We see a division among these Pharisees. Some would not believe that He was any more than a man guilty of breaking the Sabbath, regardless of how fantastic the miracles He did were. Earlier the crowds were divided in opinion regarding Jesus (7:40-43); here the authorities also became divided.
The reasoning may have been that since Jesus violated their interpretation of the Sabbath law, He could not be the promised Prophet of God (Deut. 13:1-5).
The confusion of the Pharisees is shown by their handling this case in a group, and by their repeated questions: How did He do it (verse 15); What do you say of Him? (verse 17); How does he now see? (verse 19); What did He do to you (verse 26); and “Are we blind also?” (verse 40).

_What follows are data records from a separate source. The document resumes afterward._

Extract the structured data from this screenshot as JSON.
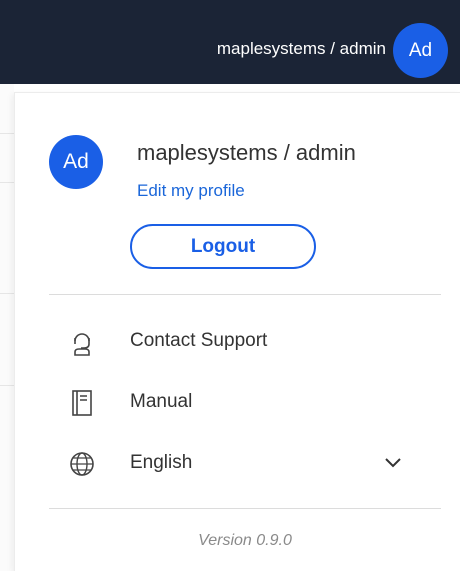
{
  "topbar": {
    "user_label": "maplesystems / admin",
    "avatar_initials": "Ad",
    "background": "#1b2436"
  },
  "profile": {
    "avatar_initials": "Ad",
    "name": "maplesystems / admin",
    "edit_link": "Edit my profile",
    "logout_label": "Logout",
    "accent": "#1a5fe6"
  },
  "menu": {
    "items": [
      {
        "label": "Contact Support",
        "icon": "headset-icon"
      },
      {
        "label": "Manual",
        "icon": "book-icon"
      },
      {
        "label": "English",
        "icon": "globe-icon"
      }
    ]
  },
  "language": {
    "selected": "English"
  },
  "footer": {
    "version": "Version 0.9.0"
  }
}
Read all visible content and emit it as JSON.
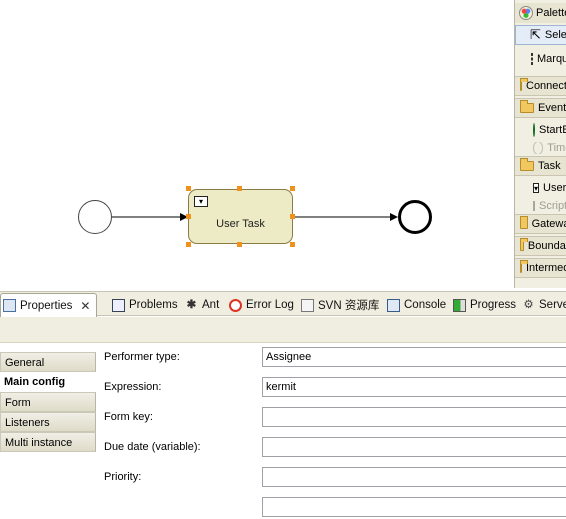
{
  "diagram": {
    "task_label": "User Task"
  },
  "palette": {
    "title": "Palette",
    "tools": [
      {
        "label": "Select",
        "icon": "arrow-pointer-icon"
      },
      {
        "label": "Marquee",
        "icon": "marquee-select-icon"
      }
    ],
    "drawers": {
      "connections": "Connections",
      "events": "Events",
      "start_event": "StartEvent",
      "timer": "Timer",
      "task": "Task",
      "user_task": "UserTask",
      "script_task": "ScriptTask",
      "gateway": "Gateway",
      "boundary": "Boundary",
      "intermediate": "Intermediate"
    }
  },
  "tabs": [
    {
      "label": "Properties",
      "icon": "properties-icon",
      "active": true
    },
    {
      "label": "Problems",
      "icon": "problems-icon"
    },
    {
      "label": "Ant",
      "icon": "ant-icon"
    },
    {
      "label": "Error Log",
      "icon": "error-log-icon"
    },
    {
      "label": "SVN 资源库",
      "icon": "svn-repository-icon"
    },
    {
      "label": "Console",
      "icon": "console-icon"
    },
    {
      "label": "Progress",
      "icon": "progress-icon"
    },
    {
      "label": "Servers",
      "icon": "servers-icon"
    }
  ],
  "properties": {
    "sidebar": [
      {
        "label": "General",
        "selected": false
      },
      {
        "label": "Main config",
        "selected": true
      },
      {
        "label": "Form",
        "selected": false
      },
      {
        "label": "Listeners",
        "selected": false
      },
      {
        "label": "Multi instance",
        "selected": false
      }
    ],
    "fields": [
      {
        "label": "Performer type:",
        "value": "Assignee"
      },
      {
        "label": "Expression:",
        "value": "kermit"
      },
      {
        "label": "Form key:",
        "value": ""
      },
      {
        "label": "Due date (variable):",
        "value": ""
      },
      {
        "label": "Priority:",
        "value": ""
      },
      {
        "label": "",
        "value": ""
      }
    ]
  },
  "colors": {
    "task_fill": "#ecebc5",
    "selection_handle": "#f2901c",
    "start_event_icon": "#2fb04a"
  }
}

Some of the others however, were beginning to realize that no mere man could do these miracles. This has to be Messiah. This division still exists today. It is the believer and the nonbeliever.

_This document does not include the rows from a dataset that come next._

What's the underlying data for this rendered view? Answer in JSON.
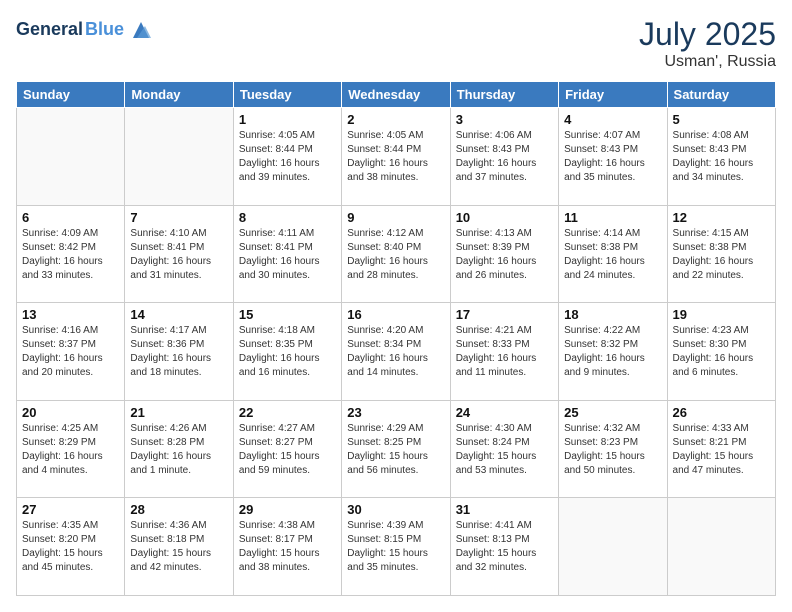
{
  "header": {
    "logo_line1": "General",
    "logo_line2": "Blue",
    "month_year": "July 2025",
    "location": "Usman', Russia"
  },
  "days_of_week": [
    "Sunday",
    "Monday",
    "Tuesday",
    "Wednesday",
    "Thursday",
    "Friday",
    "Saturday"
  ],
  "weeks": [
    [
      {
        "day": "",
        "info": ""
      },
      {
        "day": "",
        "info": ""
      },
      {
        "day": "1",
        "info": "Sunrise: 4:05 AM\nSunset: 8:44 PM\nDaylight: 16 hours and 39 minutes."
      },
      {
        "day": "2",
        "info": "Sunrise: 4:05 AM\nSunset: 8:44 PM\nDaylight: 16 hours and 38 minutes."
      },
      {
        "day": "3",
        "info": "Sunrise: 4:06 AM\nSunset: 8:43 PM\nDaylight: 16 hours and 37 minutes."
      },
      {
        "day": "4",
        "info": "Sunrise: 4:07 AM\nSunset: 8:43 PM\nDaylight: 16 hours and 35 minutes."
      },
      {
        "day": "5",
        "info": "Sunrise: 4:08 AM\nSunset: 8:43 PM\nDaylight: 16 hours and 34 minutes."
      }
    ],
    [
      {
        "day": "6",
        "info": "Sunrise: 4:09 AM\nSunset: 8:42 PM\nDaylight: 16 hours and 33 minutes."
      },
      {
        "day": "7",
        "info": "Sunrise: 4:10 AM\nSunset: 8:41 PM\nDaylight: 16 hours and 31 minutes."
      },
      {
        "day": "8",
        "info": "Sunrise: 4:11 AM\nSunset: 8:41 PM\nDaylight: 16 hours and 30 minutes."
      },
      {
        "day": "9",
        "info": "Sunrise: 4:12 AM\nSunset: 8:40 PM\nDaylight: 16 hours and 28 minutes."
      },
      {
        "day": "10",
        "info": "Sunrise: 4:13 AM\nSunset: 8:39 PM\nDaylight: 16 hours and 26 minutes."
      },
      {
        "day": "11",
        "info": "Sunrise: 4:14 AM\nSunset: 8:38 PM\nDaylight: 16 hours and 24 minutes."
      },
      {
        "day": "12",
        "info": "Sunrise: 4:15 AM\nSunset: 8:38 PM\nDaylight: 16 hours and 22 minutes."
      }
    ],
    [
      {
        "day": "13",
        "info": "Sunrise: 4:16 AM\nSunset: 8:37 PM\nDaylight: 16 hours and 20 minutes."
      },
      {
        "day": "14",
        "info": "Sunrise: 4:17 AM\nSunset: 8:36 PM\nDaylight: 16 hours and 18 minutes."
      },
      {
        "day": "15",
        "info": "Sunrise: 4:18 AM\nSunset: 8:35 PM\nDaylight: 16 hours and 16 minutes."
      },
      {
        "day": "16",
        "info": "Sunrise: 4:20 AM\nSunset: 8:34 PM\nDaylight: 16 hours and 14 minutes."
      },
      {
        "day": "17",
        "info": "Sunrise: 4:21 AM\nSunset: 8:33 PM\nDaylight: 16 hours and 11 minutes."
      },
      {
        "day": "18",
        "info": "Sunrise: 4:22 AM\nSunset: 8:32 PM\nDaylight: 16 hours and 9 minutes."
      },
      {
        "day": "19",
        "info": "Sunrise: 4:23 AM\nSunset: 8:30 PM\nDaylight: 16 hours and 6 minutes."
      }
    ],
    [
      {
        "day": "20",
        "info": "Sunrise: 4:25 AM\nSunset: 8:29 PM\nDaylight: 16 hours and 4 minutes."
      },
      {
        "day": "21",
        "info": "Sunrise: 4:26 AM\nSunset: 8:28 PM\nDaylight: 16 hours and 1 minute."
      },
      {
        "day": "22",
        "info": "Sunrise: 4:27 AM\nSunset: 8:27 PM\nDaylight: 15 hours and 59 minutes."
      },
      {
        "day": "23",
        "info": "Sunrise: 4:29 AM\nSunset: 8:25 PM\nDaylight: 15 hours and 56 minutes."
      },
      {
        "day": "24",
        "info": "Sunrise: 4:30 AM\nSunset: 8:24 PM\nDaylight: 15 hours and 53 minutes."
      },
      {
        "day": "25",
        "info": "Sunrise: 4:32 AM\nSunset: 8:23 PM\nDaylight: 15 hours and 50 minutes."
      },
      {
        "day": "26",
        "info": "Sunrise: 4:33 AM\nSunset: 8:21 PM\nDaylight: 15 hours and 47 minutes."
      }
    ],
    [
      {
        "day": "27",
        "info": "Sunrise: 4:35 AM\nSunset: 8:20 PM\nDaylight: 15 hours and 45 minutes."
      },
      {
        "day": "28",
        "info": "Sunrise: 4:36 AM\nSunset: 8:18 PM\nDaylight: 15 hours and 42 minutes."
      },
      {
        "day": "29",
        "info": "Sunrise: 4:38 AM\nSunset: 8:17 PM\nDaylight: 15 hours and 38 minutes."
      },
      {
        "day": "30",
        "info": "Sunrise: 4:39 AM\nSunset: 8:15 PM\nDaylight: 15 hours and 35 minutes."
      },
      {
        "day": "31",
        "info": "Sunrise: 4:41 AM\nSunset: 8:13 PM\nDaylight: 15 hours and 32 minutes."
      },
      {
        "day": "",
        "info": ""
      },
      {
        "day": "",
        "info": ""
      }
    ]
  ]
}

John Chapter 9 Questions
1. How long had this man been blind?
2. The fact he had been blind this long indicates what kind of miracle is necessary?
3. What question did the disciples ask Jesus about the man’s blindness?
4. How did Jesus answer them?
5. What was the purpose of his blindness?
6. This question the disciples asked showed what about themselves?
7. What makes the disciples’ question ridiculous?
8. Who prayed three times to be healed and was told no?
9. What was his disease?
10. When did Jesus say He must work?
11. What are the called of God, called to complete?
12. In verse 5, what did Jesus call Himself?
13. When did Satan believe he had beaten Jesus?
14. What actually did Jesus do to the blind man?
15. When Jesus did that, what did He tell the blind man to do?
16. When the blind man obeyed Jesus, what did that show?
17. What does Siloam mean?
18. When he did what Jesus said, what happened?
19. In verse 8, who had difficulty believing this miracle?
20. What question did they ask the man?
21. Who did they take the man to?
22. What were they accusing Jesus of?
23. What caused the divided opinions?
24. Who did they mistakenly believe Jesus to be?